I think the hardest part is always to “find the sound”. So, the questions that I always ask myself before embarking on a new project is, ‘What is it that the film needs? and ‘What is the most creative and unique way to accomplish that?’ These questions, combined with different options given by the film makers and producers, always present a challenge. To me personally, the most important thing at the beginning is to have everyone on the same page. You also need to be incredibly receptive to the film-maker’s ideas and concepts, as well, so you can translate them successfully into the score. It’s certainly not easy to do all this, but when the objective is achieved…it’s incredibly rewarding.
Are there any modern-day film composers who’s works have influenced your efforts?
There are a lot of people I admire, too many to list in fact. But lately there have been a few film composers like Junkie XL, Christophe Beck, Max Richter, Daniel Pemberton and Benjamin Wallfisch who have done some stellar work, and listening to some of their efforts even influenced my own production technique. I for one, thought Ant-Man was one of the most original superhero scores in recent years. It was so good!

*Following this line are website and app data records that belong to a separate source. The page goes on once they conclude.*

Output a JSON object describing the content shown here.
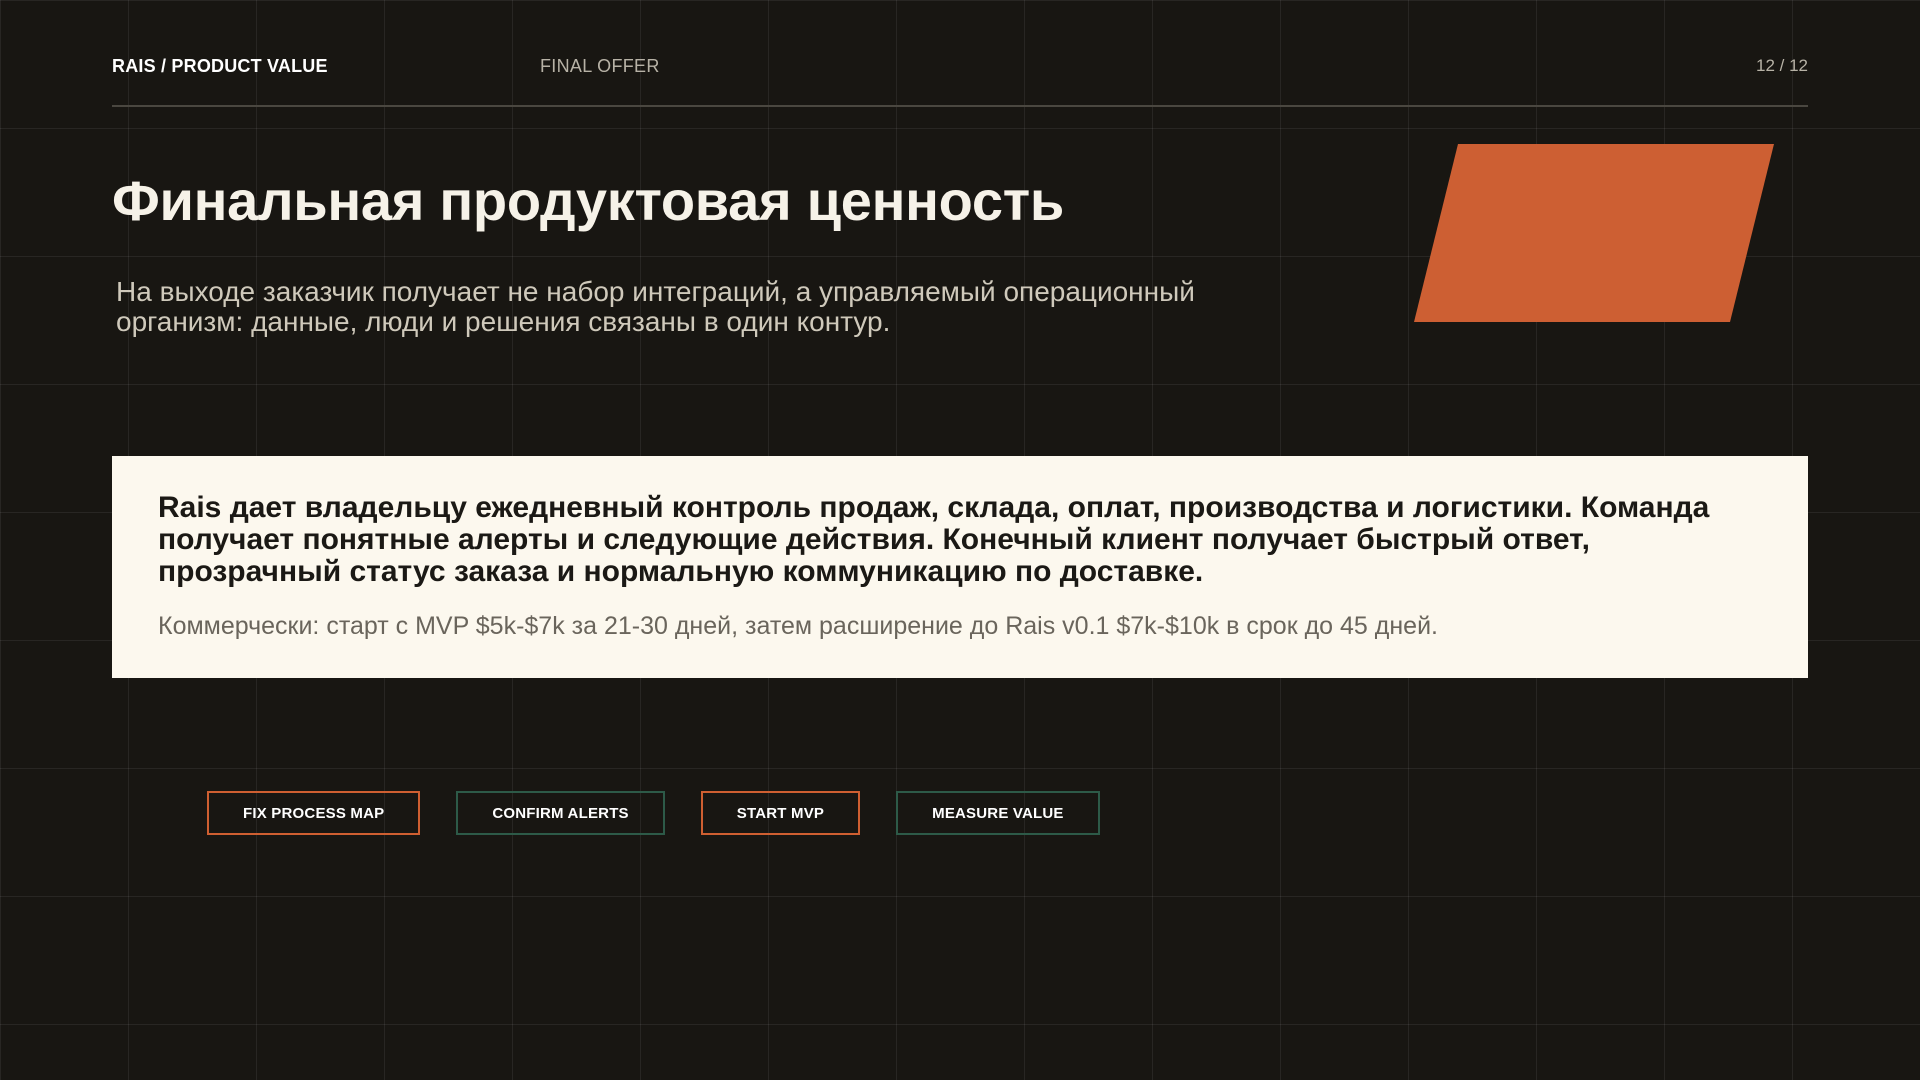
{
  "header": {
    "brand": "RAIS / PRODUCT VALUE",
    "section": "FINAL OFFER",
    "page_counter": "12 / 12"
  },
  "title": "Финальная продуктовая ценность",
  "subtitle": "На выходе заказчик получает не набор интеграций, а управляемый операционный организм: данные, люди и решения связаны в один контур.",
  "card": {
    "lead": "Rais дает владельцу ежедневный контроль продаж, склада, оплат, производства и логистики. Команда получает понятные алерты и следующие действия. Конечный клиент получает быстрый ответ, прозрачный статус заказа и нормальную коммуникацию по доставке.",
    "note": "Коммерчески: старт с MVP $5k-$7k за 21-30 дней, затем расширение до Rais v0.1 $7k-$10k в срок до 45 дней."
  },
  "actions": [
    {
      "label": "FIX PROCESS MAP",
      "color": "#cf5f31"
    },
    {
      "label": "CONFIRM ALERTS",
      "color": "#2d5a48"
    },
    {
      "label": "START MVP",
      "color": "#cf5f31"
    },
    {
      "label": "MEASURE VALUE",
      "color": "#2d5a48"
    }
  ],
  "colors": {
    "background": "#181612",
    "accent": "#cd5f33",
    "card": "#fcf8ee",
    "green": "#2d5a48"
  }
}
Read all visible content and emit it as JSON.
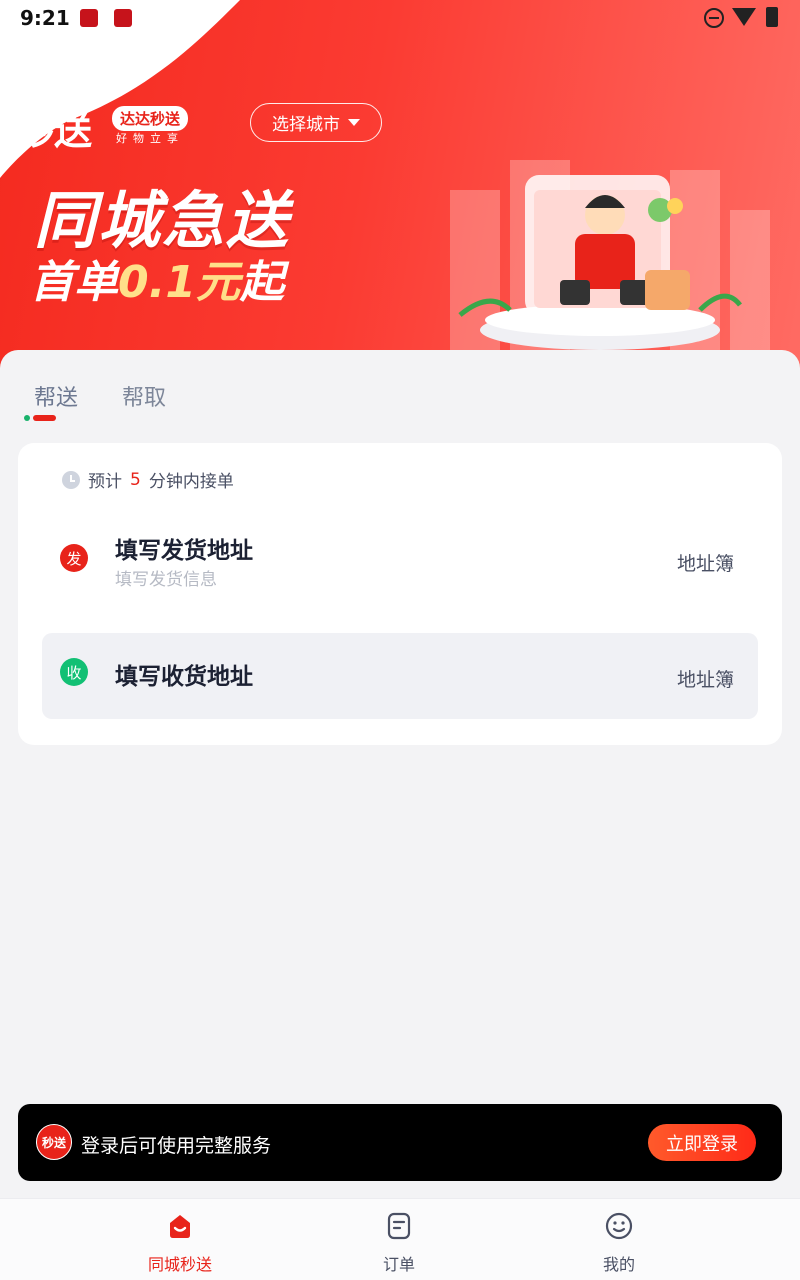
{
  "status_bar": {
    "time": "9:21"
  },
  "header": {
    "logo_text": "秒送",
    "logo_badge": "达达秒送",
    "logo_slogan": "好物立享",
    "city_button": "选择城市"
  },
  "hero": {
    "title": "同城急送",
    "subtitle_prefix": "首单",
    "subtitle_highlight": "0.1元",
    "subtitle_suffix": "起"
  },
  "tabs": [
    {
      "label": "帮送",
      "active": true
    },
    {
      "label": "帮取",
      "active": false
    }
  ],
  "card": {
    "eta_prefix": "预计",
    "eta_minutes": "5",
    "eta_suffix": "分钟内接单",
    "send": {
      "badge": "发",
      "title": "填写发货地址",
      "hint": "填写发货信息",
      "address_book": "地址簿"
    },
    "receive": {
      "badge": "收",
      "title": "填写收货地址",
      "address_book": "地址簿"
    }
  },
  "login_bar": {
    "logo": "秒送",
    "text": "登录后可使用完整服务",
    "button": "立即登录"
  },
  "bottom_nav": [
    {
      "label": "同城秒送",
      "icon": "home-bag-icon",
      "active": true
    },
    {
      "label": "订单",
      "icon": "order-list-icon",
      "active": false
    },
    {
      "label": "我的",
      "icon": "smiley-profile-icon",
      "active": false
    }
  ],
  "colors": {
    "brand_red": "#e8231a",
    "receive_green": "#12c074",
    "login_button_orange": "#ff4a22"
  }
}
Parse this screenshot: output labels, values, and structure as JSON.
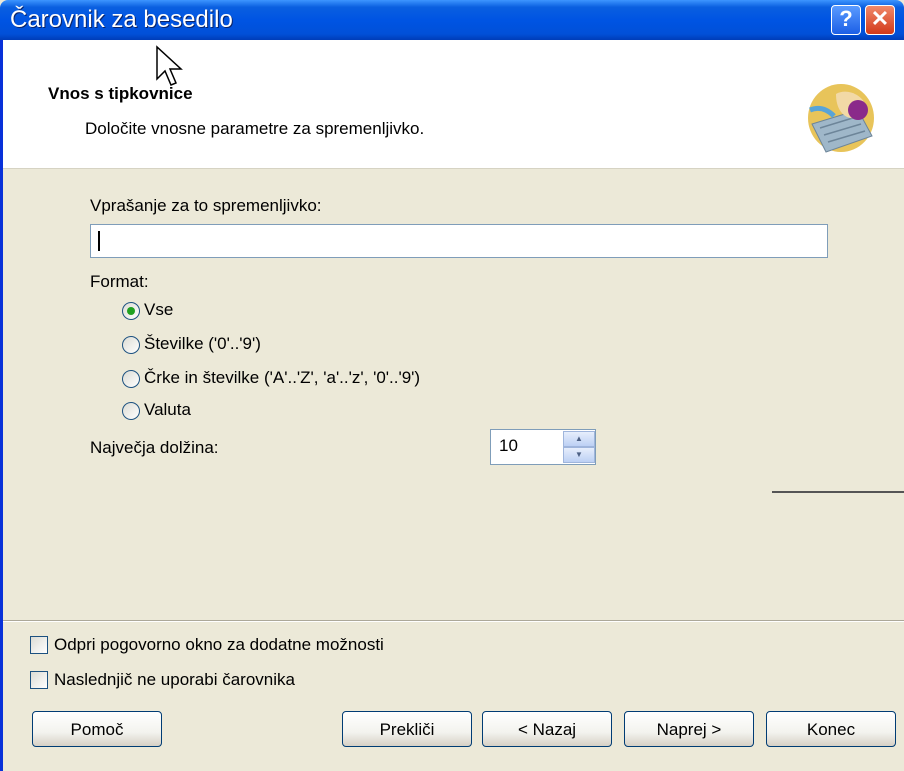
{
  "window": {
    "title": "Čarovnik za besedilo"
  },
  "titlebar": {
    "help_label": "?",
    "close_label": "✕"
  },
  "header": {
    "title": "Vnos s tipkovnice",
    "subtitle": "Določite vnosne parametre za spremenljivko."
  },
  "form": {
    "question_label": "Vprašanje za to spremenljivko:",
    "question_value": "",
    "format_label": "Format:",
    "format_options": [
      {
        "label": "Vse",
        "checked": true
      },
      {
        "label": "Številke ('0'..'9')",
        "checked": false
      },
      {
        "label": "Črke in številke ('A'..'Z', 'a'..'z', '0'..'9')",
        "checked": false
      },
      {
        "label": "Valuta",
        "checked": false
      }
    ],
    "max_length_label": "Največja dolžina:",
    "max_length_value": "10"
  },
  "options": {
    "open_dialog_label": "Odpri pogovorno okno za dodatne možnosti",
    "dont_use_wizard_label": "Naslednjič ne uporabi čarovnika"
  },
  "buttons": {
    "help": "Pomoč",
    "cancel": "Prekliči",
    "back": "< Nazaj",
    "next": "Naprej >",
    "finish": "Konec"
  },
  "colors": {
    "titlebar": "#0054e3",
    "dialog_bg": "#ece9d8",
    "radio_dot": "#21a121"
  }
}
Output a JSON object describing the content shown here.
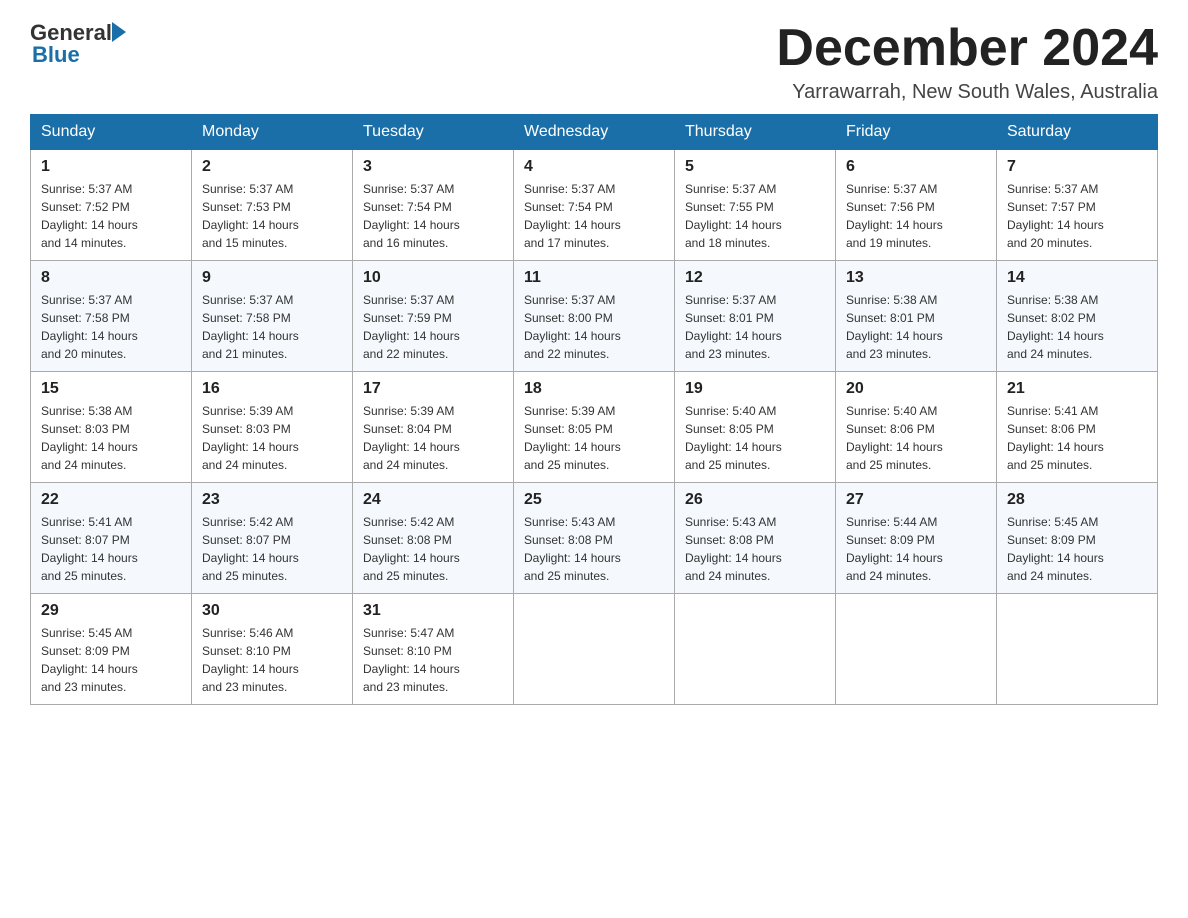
{
  "header": {
    "logo": {
      "general": "General",
      "blue": "Blue",
      "arrow_color": "#1a6fa8"
    },
    "title": "December 2024",
    "location": "Yarrawarrah, New South Wales, Australia"
  },
  "days_of_week": [
    "Sunday",
    "Monday",
    "Tuesday",
    "Wednesday",
    "Thursday",
    "Friday",
    "Saturday"
  ],
  "weeks": [
    [
      {
        "day": "1",
        "sunrise": "5:37 AM",
        "sunset": "7:52 PM",
        "daylight": "14 hours and 14 minutes."
      },
      {
        "day": "2",
        "sunrise": "5:37 AM",
        "sunset": "7:53 PM",
        "daylight": "14 hours and 15 minutes."
      },
      {
        "day": "3",
        "sunrise": "5:37 AM",
        "sunset": "7:54 PM",
        "daylight": "14 hours and 16 minutes."
      },
      {
        "day": "4",
        "sunrise": "5:37 AM",
        "sunset": "7:54 PM",
        "daylight": "14 hours and 17 minutes."
      },
      {
        "day": "5",
        "sunrise": "5:37 AM",
        "sunset": "7:55 PM",
        "daylight": "14 hours and 18 minutes."
      },
      {
        "day": "6",
        "sunrise": "5:37 AM",
        "sunset": "7:56 PM",
        "daylight": "14 hours and 19 minutes."
      },
      {
        "day": "7",
        "sunrise": "5:37 AM",
        "sunset": "7:57 PM",
        "daylight": "14 hours and 20 minutes."
      }
    ],
    [
      {
        "day": "8",
        "sunrise": "5:37 AM",
        "sunset": "7:58 PM",
        "daylight": "14 hours and 20 minutes."
      },
      {
        "day": "9",
        "sunrise": "5:37 AM",
        "sunset": "7:58 PM",
        "daylight": "14 hours and 21 minutes."
      },
      {
        "day": "10",
        "sunrise": "5:37 AM",
        "sunset": "7:59 PM",
        "daylight": "14 hours and 22 minutes."
      },
      {
        "day": "11",
        "sunrise": "5:37 AM",
        "sunset": "8:00 PM",
        "daylight": "14 hours and 22 minutes."
      },
      {
        "day": "12",
        "sunrise": "5:37 AM",
        "sunset": "8:01 PM",
        "daylight": "14 hours and 23 minutes."
      },
      {
        "day": "13",
        "sunrise": "5:38 AM",
        "sunset": "8:01 PM",
        "daylight": "14 hours and 23 minutes."
      },
      {
        "day": "14",
        "sunrise": "5:38 AM",
        "sunset": "8:02 PM",
        "daylight": "14 hours and 24 minutes."
      }
    ],
    [
      {
        "day": "15",
        "sunrise": "5:38 AM",
        "sunset": "8:03 PM",
        "daylight": "14 hours and 24 minutes."
      },
      {
        "day": "16",
        "sunrise": "5:39 AM",
        "sunset": "8:03 PM",
        "daylight": "14 hours and 24 minutes."
      },
      {
        "day": "17",
        "sunrise": "5:39 AM",
        "sunset": "8:04 PM",
        "daylight": "14 hours and 24 minutes."
      },
      {
        "day": "18",
        "sunrise": "5:39 AM",
        "sunset": "8:05 PM",
        "daylight": "14 hours and 25 minutes."
      },
      {
        "day": "19",
        "sunrise": "5:40 AM",
        "sunset": "8:05 PM",
        "daylight": "14 hours and 25 minutes."
      },
      {
        "day": "20",
        "sunrise": "5:40 AM",
        "sunset": "8:06 PM",
        "daylight": "14 hours and 25 minutes."
      },
      {
        "day": "21",
        "sunrise": "5:41 AM",
        "sunset": "8:06 PM",
        "daylight": "14 hours and 25 minutes."
      }
    ],
    [
      {
        "day": "22",
        "sunrise": "5:41 AM",
        "sunset": "8:07 PM",
        "daylight": "14 hours and 25 minutes."
      },
      {
        "day": "23",
        "sunrise": "5:42 AM",
        "sunset": "8:07 PM",
        "daylight": "14 hours and 25 minutes."
      },
      {
        "day": "24",
        "sunrise": "5:42 AM",
        "sunset": "8:08 PM",
        "daylight": "14 hours and 25 minutes."
      },
      {
        "day": "25",
        "sunrise": "5:43 AM",
        "sunset": "8:08 PM",
        "daylight": "14 hours and 25 minutes."
      },
      {
        "day": "26",
        "sunrise": "5:43 AM",
        "sunset": "8:08 PM",
        "daylight": "14 hours and 24 minutes."
      },
      {
        "day": "27",
        "sunrise": "5:44 AM",
        "sunset": "8:09 PM",
        "daylight": "14 hours and 24 minutes."
      },
      {
        "day": "28",
        "sunrise": "5:45 AM",
        "sunset": "8:09 PM",
        "daylight": "14 hours and 24 minutes."
      }
    ],
    [
      {
        "day": "29",
        "sunrise": "5:45 AM",
        "sunset": "8:09 PM",
        "daylight": "14 hours and 23 minutes."
      },
      {
        "day": "30",
        "sunrise": "5:46 AM",
        "sunset": "8:10 PM",
        "daylight": "14 hours and 23 minutes."
      },
      {
        "day": "31",
        "sunrise": "5:47 AM",
        "sunset": "8:10 PM",
        "daylight": "14 hours and 23 minutes."
      },
      null,
      null,
      null,
      null
    ]
  ],
  "labels": {
    "sunrise": "Sunrise:",
    "sunset": "Sunset:",
    "daylight": "Daylight:"
  }
}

How would you describe yourself, in a few words?
Ha ha! That’s a hard one. How about, husband, father, geek, travel-junkie, obsessed with film music?
Justice League Dark: Apokolips War marks the supposed conclusion of the DCAMU saga. Does it mean that your involvement with the world of superheroes is done and dusted?
Oh, I certainly hope not. But this kind of thing is beyond my control. However, I for one would certainly love to be included in future projects- so, I am putting some good vibes out there!
Can you speak to us about a few of your future projects in the pipeline?
I have a bunch of movies that are coming out this year – uncertain when exactly, but I am definitely very excited about all of them. One of them is the thriller Alone, starring Donald Sutherland and Tyler Posey. I’m also working on a new animated series for Hulu, which is yet to be announced.
If you were to sum up what ‘music’ means to you in one word, what would that word be?
I cannot imagine a life without it, honestly. So instead of using one word to describe what music means to me, I’ll use two words and sum up it up as – a ‘vital organ’ of my life. Apart from the fact that my work and livelihood is all about music, I also spend a ridiculous amount of time simply listening to new music, old music or music that means something to me on a personal level. In short, music is essential to me.
Many thanks to Frederik Wiedmann for taking the time for this interview.
Hasitha Fernando is a part-time medical practitioner and full-time cinephile. Follow him on Twitter via @DoctorCinephile for regular updates on the world of entertainment.